    If the teachers with consistently, year end and year out value added scores…what would we learn?

  2. Thomas Miller-Smith says:

    My experience with being one of the top teachers producing the
    largest percentages of his students passing the state biology test is that I get a kudo certificate at a faculty meeting…and nothing else.

    The fact that my scores are part of my principal’s evaluation that propels her to promotions (more $$$) and I am asked to lead team meetings of the other bio teachers and write reports to the principal (forget the report and I get a reprimand) really is a great payoff for great performance.

    Now maybe give me more money for more work? Keep your money and keep the extra work for nothing too. If the better performance by itself is not worth a dime then I’ll shoot for mediocre.

    Pay me more for doing the same job better. Don’t insult me with more work

  3. Lightly Seasoned says:

    Higher pay for mentoring amounts to a $100 stipend for the year in my district.

  4. Peer mentoring sounds like a good idea. Even if a teacher is an expert, every teacher probably has some flaws that can be addressed.
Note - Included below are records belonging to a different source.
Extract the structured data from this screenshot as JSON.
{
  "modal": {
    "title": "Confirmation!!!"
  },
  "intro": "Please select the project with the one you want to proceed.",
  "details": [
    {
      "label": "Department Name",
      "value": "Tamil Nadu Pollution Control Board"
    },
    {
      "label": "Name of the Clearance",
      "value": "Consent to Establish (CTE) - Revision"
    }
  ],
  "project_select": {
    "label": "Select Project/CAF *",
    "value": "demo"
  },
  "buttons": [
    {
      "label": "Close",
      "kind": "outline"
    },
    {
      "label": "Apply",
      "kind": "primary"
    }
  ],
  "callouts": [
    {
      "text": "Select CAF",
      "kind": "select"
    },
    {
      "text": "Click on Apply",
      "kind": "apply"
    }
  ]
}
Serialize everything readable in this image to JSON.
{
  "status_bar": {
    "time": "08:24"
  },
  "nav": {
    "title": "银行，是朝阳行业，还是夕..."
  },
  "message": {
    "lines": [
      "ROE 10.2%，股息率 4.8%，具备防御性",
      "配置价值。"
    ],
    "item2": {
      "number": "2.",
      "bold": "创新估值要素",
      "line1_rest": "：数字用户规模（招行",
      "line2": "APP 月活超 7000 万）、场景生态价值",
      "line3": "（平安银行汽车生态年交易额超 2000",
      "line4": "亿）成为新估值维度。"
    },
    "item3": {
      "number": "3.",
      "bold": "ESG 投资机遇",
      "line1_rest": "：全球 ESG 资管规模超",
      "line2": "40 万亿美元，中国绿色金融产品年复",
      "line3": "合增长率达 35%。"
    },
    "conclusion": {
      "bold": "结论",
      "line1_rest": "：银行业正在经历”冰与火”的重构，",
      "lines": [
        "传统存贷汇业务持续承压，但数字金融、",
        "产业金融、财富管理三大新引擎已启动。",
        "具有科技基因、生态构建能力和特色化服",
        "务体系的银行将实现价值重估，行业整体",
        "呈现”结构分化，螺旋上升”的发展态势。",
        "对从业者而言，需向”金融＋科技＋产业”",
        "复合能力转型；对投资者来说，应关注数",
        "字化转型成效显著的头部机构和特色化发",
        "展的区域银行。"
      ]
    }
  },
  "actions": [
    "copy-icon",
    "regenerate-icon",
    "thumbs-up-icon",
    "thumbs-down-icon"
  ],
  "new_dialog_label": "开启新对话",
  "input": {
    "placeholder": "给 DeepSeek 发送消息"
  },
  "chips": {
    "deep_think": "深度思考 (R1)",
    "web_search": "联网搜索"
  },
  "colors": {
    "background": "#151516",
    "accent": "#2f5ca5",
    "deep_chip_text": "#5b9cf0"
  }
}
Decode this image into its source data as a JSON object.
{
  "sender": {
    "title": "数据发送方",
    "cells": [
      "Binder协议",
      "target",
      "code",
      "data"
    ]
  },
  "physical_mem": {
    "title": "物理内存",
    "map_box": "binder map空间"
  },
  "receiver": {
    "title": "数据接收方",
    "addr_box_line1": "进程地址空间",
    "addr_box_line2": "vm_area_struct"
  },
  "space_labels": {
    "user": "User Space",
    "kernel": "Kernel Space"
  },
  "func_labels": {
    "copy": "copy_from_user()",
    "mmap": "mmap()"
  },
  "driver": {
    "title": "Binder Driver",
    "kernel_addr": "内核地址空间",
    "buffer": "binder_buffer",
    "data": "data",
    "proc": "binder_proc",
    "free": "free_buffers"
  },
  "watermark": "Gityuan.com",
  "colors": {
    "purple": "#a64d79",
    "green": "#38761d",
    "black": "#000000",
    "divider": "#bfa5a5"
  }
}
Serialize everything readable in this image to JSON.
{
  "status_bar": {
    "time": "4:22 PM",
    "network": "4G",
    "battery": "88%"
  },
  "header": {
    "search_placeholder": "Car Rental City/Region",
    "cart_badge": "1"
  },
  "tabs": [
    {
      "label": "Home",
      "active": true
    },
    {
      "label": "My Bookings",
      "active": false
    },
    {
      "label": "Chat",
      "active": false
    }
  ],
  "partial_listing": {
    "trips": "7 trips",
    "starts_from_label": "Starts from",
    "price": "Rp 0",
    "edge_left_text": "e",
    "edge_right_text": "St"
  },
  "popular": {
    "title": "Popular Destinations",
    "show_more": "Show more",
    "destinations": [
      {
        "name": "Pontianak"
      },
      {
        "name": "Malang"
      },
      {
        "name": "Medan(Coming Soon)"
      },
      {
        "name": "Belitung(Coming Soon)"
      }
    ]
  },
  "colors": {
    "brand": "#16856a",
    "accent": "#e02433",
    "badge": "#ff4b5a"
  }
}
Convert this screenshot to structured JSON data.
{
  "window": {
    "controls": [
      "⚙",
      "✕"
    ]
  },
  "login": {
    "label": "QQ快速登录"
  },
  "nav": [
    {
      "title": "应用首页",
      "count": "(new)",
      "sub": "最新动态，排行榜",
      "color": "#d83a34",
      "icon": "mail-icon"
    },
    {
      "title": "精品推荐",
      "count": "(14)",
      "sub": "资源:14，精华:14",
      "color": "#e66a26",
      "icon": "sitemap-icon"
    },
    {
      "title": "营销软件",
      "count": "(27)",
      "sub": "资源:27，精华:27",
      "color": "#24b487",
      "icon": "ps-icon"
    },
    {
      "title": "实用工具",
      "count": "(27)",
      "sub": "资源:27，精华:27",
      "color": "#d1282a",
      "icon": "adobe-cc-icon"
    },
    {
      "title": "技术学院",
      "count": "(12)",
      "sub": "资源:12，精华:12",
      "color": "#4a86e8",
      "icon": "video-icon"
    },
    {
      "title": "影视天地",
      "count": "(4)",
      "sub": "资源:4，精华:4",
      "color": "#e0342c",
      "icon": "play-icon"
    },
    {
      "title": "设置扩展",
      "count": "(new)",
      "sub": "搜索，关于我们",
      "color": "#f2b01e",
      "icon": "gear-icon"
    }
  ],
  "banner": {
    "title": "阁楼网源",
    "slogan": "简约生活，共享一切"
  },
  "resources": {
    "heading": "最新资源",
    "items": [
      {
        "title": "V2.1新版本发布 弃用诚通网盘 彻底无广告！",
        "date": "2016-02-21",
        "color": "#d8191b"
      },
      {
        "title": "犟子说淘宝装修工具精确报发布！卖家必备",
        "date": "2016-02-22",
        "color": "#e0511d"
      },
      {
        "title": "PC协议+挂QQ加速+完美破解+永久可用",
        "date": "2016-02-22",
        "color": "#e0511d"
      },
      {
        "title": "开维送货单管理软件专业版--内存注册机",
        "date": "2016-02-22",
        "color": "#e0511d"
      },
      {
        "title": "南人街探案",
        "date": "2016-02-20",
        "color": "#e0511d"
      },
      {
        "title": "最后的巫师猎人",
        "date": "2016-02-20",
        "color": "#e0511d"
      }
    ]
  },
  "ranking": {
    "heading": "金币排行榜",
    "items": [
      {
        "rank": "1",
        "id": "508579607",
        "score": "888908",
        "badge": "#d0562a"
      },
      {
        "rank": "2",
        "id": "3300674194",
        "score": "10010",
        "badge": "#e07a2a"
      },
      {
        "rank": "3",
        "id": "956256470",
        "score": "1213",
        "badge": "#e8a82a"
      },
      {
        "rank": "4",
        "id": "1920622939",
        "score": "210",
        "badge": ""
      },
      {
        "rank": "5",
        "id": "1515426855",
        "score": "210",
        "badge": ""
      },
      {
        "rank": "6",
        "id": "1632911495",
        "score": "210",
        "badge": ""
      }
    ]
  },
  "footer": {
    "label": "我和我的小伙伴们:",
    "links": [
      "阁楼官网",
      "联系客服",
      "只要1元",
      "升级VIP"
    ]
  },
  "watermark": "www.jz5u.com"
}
    I’m not sure how the pay rate should be addressed, but a $100 stipend as “Lightly Seasoned” suggested doesn’t seem all that appealing. If a stipend is given, it should be either based on hours spent peer mentoring or at the very least, on the number of days spent.